## PROBLEM TO WORK ON
In the records below, find each line containing the word "logo" and copy it.

## ENTRIES SUPPLIED
»»
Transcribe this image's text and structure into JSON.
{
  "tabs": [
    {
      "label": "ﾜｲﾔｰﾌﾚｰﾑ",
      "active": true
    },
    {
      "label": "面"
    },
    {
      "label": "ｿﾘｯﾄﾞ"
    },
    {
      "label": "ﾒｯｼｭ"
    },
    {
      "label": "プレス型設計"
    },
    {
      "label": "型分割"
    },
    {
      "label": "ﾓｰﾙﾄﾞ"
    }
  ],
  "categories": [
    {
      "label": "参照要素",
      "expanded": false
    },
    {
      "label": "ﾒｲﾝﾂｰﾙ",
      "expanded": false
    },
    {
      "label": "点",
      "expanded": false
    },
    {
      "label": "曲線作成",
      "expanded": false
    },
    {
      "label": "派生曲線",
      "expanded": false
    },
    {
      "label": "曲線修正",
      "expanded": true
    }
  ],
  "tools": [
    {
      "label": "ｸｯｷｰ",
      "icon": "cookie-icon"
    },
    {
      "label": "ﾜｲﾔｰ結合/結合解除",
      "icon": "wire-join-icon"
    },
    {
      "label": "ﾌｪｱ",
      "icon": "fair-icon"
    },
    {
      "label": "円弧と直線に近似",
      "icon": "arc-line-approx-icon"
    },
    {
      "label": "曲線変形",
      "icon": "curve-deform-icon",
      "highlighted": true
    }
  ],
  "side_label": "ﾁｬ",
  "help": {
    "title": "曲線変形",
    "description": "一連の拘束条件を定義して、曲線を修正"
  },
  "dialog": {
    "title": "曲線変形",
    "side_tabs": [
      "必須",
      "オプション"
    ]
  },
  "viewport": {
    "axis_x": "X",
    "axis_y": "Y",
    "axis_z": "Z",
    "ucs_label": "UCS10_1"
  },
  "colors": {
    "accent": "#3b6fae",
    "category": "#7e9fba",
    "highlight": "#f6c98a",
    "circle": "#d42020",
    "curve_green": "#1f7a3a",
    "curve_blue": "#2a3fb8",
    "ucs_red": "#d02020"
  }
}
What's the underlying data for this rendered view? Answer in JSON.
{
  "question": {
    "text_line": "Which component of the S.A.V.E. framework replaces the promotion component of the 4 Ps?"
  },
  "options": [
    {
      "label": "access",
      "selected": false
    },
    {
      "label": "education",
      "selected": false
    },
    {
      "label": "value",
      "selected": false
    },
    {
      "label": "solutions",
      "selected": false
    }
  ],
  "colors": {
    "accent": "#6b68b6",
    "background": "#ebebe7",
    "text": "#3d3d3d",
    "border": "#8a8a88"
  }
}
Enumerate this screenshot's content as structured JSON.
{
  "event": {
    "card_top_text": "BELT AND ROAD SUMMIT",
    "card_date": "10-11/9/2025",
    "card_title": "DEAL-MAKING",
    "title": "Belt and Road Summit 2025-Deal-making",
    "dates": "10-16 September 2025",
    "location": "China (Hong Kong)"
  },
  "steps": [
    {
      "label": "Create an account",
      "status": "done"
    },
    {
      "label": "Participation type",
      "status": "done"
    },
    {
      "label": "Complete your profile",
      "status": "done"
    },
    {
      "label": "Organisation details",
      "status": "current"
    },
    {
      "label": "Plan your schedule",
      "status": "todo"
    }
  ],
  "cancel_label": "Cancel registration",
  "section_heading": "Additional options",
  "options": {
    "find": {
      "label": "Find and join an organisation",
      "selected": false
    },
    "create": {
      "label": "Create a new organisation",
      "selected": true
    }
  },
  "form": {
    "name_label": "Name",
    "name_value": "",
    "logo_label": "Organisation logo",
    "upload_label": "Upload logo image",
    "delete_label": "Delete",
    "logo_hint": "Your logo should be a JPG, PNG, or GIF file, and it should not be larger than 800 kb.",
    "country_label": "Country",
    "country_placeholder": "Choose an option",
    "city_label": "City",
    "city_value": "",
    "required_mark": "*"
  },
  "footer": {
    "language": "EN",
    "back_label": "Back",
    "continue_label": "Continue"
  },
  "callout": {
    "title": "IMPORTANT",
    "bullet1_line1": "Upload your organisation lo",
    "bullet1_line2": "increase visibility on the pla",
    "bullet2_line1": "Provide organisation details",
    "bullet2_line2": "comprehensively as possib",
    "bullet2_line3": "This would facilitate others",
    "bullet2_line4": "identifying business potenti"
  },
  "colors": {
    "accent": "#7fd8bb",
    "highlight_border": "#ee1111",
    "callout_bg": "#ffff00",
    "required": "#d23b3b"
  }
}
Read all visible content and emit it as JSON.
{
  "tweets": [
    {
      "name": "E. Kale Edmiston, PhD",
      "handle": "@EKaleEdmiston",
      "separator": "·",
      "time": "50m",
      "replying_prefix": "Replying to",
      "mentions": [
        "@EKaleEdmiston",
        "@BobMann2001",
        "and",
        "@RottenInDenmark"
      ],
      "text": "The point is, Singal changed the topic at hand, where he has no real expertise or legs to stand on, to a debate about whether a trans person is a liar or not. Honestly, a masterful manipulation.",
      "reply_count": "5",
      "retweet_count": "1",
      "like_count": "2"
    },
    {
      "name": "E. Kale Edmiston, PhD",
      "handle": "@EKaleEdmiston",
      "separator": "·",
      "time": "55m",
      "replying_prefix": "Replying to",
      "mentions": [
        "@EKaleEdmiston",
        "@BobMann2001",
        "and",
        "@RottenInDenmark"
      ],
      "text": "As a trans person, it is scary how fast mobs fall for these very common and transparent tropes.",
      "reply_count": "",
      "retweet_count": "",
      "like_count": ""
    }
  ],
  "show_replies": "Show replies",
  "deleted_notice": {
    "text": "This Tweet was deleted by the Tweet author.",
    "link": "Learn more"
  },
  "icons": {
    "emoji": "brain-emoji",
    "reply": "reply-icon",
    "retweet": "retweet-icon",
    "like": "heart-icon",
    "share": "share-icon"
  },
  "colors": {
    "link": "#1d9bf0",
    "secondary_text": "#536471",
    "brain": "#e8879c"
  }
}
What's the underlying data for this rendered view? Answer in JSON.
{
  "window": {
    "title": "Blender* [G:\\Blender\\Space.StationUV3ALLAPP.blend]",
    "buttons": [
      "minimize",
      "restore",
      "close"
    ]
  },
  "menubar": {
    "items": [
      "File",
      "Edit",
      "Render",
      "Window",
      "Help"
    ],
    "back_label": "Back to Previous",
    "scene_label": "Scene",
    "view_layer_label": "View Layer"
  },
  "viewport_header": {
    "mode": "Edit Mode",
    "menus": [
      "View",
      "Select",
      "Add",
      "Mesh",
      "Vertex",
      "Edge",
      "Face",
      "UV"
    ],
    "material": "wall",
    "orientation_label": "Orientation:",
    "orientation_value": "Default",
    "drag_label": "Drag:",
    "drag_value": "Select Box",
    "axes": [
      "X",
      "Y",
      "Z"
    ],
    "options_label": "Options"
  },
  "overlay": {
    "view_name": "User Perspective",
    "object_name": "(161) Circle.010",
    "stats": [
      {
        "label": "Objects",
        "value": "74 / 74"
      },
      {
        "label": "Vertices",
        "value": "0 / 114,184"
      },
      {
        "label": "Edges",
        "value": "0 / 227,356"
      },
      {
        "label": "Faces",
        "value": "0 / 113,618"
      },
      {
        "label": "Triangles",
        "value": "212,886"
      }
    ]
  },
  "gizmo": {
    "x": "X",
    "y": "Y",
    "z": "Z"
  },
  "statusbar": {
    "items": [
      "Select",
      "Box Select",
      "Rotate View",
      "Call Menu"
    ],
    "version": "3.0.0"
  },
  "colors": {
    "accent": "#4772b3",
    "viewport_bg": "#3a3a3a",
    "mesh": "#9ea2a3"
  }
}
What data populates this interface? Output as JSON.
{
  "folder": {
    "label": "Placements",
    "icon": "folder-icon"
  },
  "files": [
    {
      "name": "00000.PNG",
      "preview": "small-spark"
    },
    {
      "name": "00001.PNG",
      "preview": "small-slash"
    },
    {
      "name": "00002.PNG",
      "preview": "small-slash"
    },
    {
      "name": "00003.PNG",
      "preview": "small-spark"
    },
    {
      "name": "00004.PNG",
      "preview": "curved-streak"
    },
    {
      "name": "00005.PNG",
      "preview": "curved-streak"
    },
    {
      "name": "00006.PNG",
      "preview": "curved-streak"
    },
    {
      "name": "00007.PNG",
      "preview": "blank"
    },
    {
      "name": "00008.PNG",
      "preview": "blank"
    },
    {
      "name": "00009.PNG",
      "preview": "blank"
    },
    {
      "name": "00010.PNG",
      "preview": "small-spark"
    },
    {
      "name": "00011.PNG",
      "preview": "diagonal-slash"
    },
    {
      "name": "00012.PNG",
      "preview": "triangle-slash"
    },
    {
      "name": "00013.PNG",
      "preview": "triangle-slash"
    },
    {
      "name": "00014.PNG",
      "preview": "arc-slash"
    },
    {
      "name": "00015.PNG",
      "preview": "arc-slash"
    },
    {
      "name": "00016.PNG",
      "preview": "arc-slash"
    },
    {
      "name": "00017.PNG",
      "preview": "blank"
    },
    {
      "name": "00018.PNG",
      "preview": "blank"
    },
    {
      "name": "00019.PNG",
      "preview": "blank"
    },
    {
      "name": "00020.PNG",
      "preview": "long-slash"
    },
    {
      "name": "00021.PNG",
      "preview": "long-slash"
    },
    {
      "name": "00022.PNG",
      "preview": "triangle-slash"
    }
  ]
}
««
## OUTPUT OF THE TASK
    "logo_label": "Organisation logo",
    "upload_label": "Upload logo image",
    "logo_hint": "Your logo should be a JPG, PNG, or GIF file, and it should not be larger than 800 kb.",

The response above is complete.